Some beaches are being closed to visitors and residents as the coronavirus pandemic lingers as the unwelcome traveler it has become.
As news feeds showed Florida beaches packed with spring break revelers violating recommended social distancing rules almost every way they could, North Carolina beach towns put limits in place to prevent similar occurrences here.
The Town of Wrightsville Beach declared a state of emergency on Friday and closed the oceanfront beach strand and sound-side beaches to residents and visitors until March 31. Restroom facilities will be closed, too.
Surf City also closed all public beach access on Friday for the unforeseeable future.
The Carolina Beach Town Council also approved a state of emergency and closed beach accesses, town parking lots and Freeman Park.
Bald Head Island declared a state of emergency on Thursday, which limits who can get onto the island, but not who can leave it.
Emerald Isle and Carteret County also have closed off many public beach accesses and parking lots.
UNC graduation ceremonies postponed
Many of the University of North Carolina’s 17 system schools have decided to cancel May graduation ceremonies and solicit advice from their degree-earners for how to celebrate the milestone.
UNC System President Bill Roper left the decision on how to proceed with alternate commencement ceremonies to individual campuses.
Crowd-size limits and social distancing guidelines in place now discourage any gatherings with more than 50 people and even frown on smaller ones. As COVID-19 begins to spread through unknown community contacts, Gov. Roy Cooper and public health officials caution that things are likely to get worse before they get better.
So campuses are holding off on bringing students and their families to North Carolina to celebrate graduations.
“In accordance with the latest public health guidelines regarding travel and interpersonal contact, the University is postponing the doctoral hooding ceremony on May 9 and Commencement in Kenan Stadium on May 10,” the UNC-Chapel Hill commencement web page states. “Carolina will send a survey to all members of the Class of 2020 to ask their opinions about alternative dates and other options.”
Philip Dubois, the UNC-Charlotte chancellor, sent out a message to Niner Nation on Friday, too.
“Around the world and here in Niner Nation, the unprecedented disruption and increasing impact of this pandemic are unfolding at a precious time for our University — graduation, final examinations, and major events,” Dubois said in the statement. “At the same time, we know that our priority remains preserving and protecting the health and safety of our Niner family and continuing to support the ongoing education of our students.”
Check with the administration university at each of the other 15 UNC-system schools, to see what they have in the works.

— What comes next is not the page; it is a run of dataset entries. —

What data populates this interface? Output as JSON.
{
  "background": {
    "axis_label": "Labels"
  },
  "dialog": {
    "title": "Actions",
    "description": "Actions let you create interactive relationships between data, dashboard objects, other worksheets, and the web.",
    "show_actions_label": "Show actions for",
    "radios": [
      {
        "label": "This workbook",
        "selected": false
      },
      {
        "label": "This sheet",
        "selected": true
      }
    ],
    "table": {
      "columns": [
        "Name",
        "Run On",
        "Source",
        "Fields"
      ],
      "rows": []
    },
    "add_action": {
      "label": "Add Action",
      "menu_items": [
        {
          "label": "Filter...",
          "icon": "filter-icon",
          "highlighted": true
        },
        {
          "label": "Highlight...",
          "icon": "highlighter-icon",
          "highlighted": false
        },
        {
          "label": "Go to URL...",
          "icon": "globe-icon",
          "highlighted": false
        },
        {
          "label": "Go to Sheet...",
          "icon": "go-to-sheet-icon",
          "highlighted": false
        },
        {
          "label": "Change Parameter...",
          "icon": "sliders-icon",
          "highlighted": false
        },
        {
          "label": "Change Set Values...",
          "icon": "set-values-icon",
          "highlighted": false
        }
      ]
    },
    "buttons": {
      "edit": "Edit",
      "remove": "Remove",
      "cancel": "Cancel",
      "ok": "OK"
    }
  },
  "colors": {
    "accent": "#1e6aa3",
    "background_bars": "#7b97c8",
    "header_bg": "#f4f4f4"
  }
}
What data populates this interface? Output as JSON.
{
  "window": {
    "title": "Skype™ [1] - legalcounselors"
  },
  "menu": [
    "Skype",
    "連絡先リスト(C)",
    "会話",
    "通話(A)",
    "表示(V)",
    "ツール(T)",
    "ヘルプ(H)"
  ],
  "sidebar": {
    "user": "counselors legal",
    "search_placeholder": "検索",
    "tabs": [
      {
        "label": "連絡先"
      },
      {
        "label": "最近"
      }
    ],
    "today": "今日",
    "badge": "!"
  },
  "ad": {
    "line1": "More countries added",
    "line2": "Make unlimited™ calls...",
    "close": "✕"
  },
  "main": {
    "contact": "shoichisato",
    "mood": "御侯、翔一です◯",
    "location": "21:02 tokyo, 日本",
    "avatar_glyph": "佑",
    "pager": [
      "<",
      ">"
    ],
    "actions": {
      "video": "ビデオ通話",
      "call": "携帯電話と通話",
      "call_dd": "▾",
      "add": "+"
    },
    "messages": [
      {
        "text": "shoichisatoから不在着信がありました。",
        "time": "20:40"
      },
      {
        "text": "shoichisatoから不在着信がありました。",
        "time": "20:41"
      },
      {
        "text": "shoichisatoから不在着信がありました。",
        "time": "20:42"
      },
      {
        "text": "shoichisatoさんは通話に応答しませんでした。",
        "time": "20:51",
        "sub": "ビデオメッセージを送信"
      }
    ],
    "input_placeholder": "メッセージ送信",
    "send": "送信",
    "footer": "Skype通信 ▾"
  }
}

Gyms, hair and nail salons, theaters shuttered in Charlotte
Mecklenburg County’s public health director ordered gyms, health clubs and theaters to close as the number of coronavirus cases inches up. “The main focus here is to protect our community and to continue to reduce the amount of people who are exposed to this virus,” health director Gibbie Harris told county commissioners Tuesday night.
The owner of three major Charlotte-area shopping centers, SouthPark mall, Concord Mills and Charlotte Premium Outlets, said they would voluntarily close through March 29.
Ohio and Minnesota announced closures of hair salons, nail salons and barbershops in executive orders. They follow states such as Washington, Kentucky and Nevada already putting a stop to businesses considered to be nonessential. In Mecklenburg County, hair salons are still allowed to operate as long as there are not more than 50 people there at the same time.
Coronavirus affecting cancer treatment at Atrium
Atrium Health is further tightening restrictions on visitors at Carolinas Medical Center, Levine Children’s Hospital and its 17 other Charlotte-area hospitals and care centers to prevent the spread of the novel coronavirus. Starting Thursday, only essential patient visitors will be allowed, including visitors to patients in intensive care or who are at the end of life.
The Levine Cancer Center is moving many consultations and visits to telemedicine, a step to protect vulnerable patients with compromised immune systems.